══ Extracted information

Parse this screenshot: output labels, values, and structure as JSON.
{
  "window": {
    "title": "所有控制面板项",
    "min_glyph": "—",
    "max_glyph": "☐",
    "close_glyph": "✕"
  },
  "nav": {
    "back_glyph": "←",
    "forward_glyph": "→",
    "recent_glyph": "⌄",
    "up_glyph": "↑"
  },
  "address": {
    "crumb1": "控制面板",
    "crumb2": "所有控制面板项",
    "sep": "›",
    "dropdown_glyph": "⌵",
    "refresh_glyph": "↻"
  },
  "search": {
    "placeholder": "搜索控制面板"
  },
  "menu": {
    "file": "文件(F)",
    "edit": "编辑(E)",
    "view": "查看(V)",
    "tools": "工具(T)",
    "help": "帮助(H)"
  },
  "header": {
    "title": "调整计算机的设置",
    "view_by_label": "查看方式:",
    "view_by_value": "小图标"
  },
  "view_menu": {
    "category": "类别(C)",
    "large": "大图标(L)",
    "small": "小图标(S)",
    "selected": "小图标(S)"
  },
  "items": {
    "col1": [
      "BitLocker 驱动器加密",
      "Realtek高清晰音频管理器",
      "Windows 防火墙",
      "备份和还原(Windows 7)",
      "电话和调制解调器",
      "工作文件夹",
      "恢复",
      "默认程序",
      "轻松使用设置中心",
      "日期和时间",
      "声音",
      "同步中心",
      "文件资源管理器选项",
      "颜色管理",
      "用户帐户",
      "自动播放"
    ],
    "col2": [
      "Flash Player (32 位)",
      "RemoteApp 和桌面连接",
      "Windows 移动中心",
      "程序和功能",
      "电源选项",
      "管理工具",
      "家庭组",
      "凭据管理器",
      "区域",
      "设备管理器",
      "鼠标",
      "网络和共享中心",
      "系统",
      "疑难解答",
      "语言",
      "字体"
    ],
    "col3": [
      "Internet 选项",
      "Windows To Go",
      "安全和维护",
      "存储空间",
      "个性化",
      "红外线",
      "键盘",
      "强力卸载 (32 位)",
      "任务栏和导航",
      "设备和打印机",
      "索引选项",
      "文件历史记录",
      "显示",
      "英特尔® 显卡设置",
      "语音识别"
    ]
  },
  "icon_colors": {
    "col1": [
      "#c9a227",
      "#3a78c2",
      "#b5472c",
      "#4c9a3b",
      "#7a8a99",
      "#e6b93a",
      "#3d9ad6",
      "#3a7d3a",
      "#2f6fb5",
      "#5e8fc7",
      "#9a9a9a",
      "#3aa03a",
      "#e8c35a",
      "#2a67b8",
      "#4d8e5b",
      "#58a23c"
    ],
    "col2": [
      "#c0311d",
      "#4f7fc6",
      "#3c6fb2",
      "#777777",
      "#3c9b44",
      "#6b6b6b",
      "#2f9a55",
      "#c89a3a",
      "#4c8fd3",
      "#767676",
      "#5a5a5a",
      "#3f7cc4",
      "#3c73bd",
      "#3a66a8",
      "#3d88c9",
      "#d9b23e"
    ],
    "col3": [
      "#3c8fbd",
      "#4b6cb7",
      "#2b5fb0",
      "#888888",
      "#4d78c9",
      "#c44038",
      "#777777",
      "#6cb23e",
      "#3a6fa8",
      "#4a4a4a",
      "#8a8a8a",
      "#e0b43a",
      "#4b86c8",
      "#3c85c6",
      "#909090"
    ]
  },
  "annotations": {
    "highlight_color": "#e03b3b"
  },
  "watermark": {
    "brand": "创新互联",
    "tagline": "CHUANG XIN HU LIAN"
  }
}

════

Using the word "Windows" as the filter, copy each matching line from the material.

_Expected answer:_
      "Windows 防火墙",
      "备份和还原(Windows 7)",
      "Windows 移动中心",
      "Windows To Go",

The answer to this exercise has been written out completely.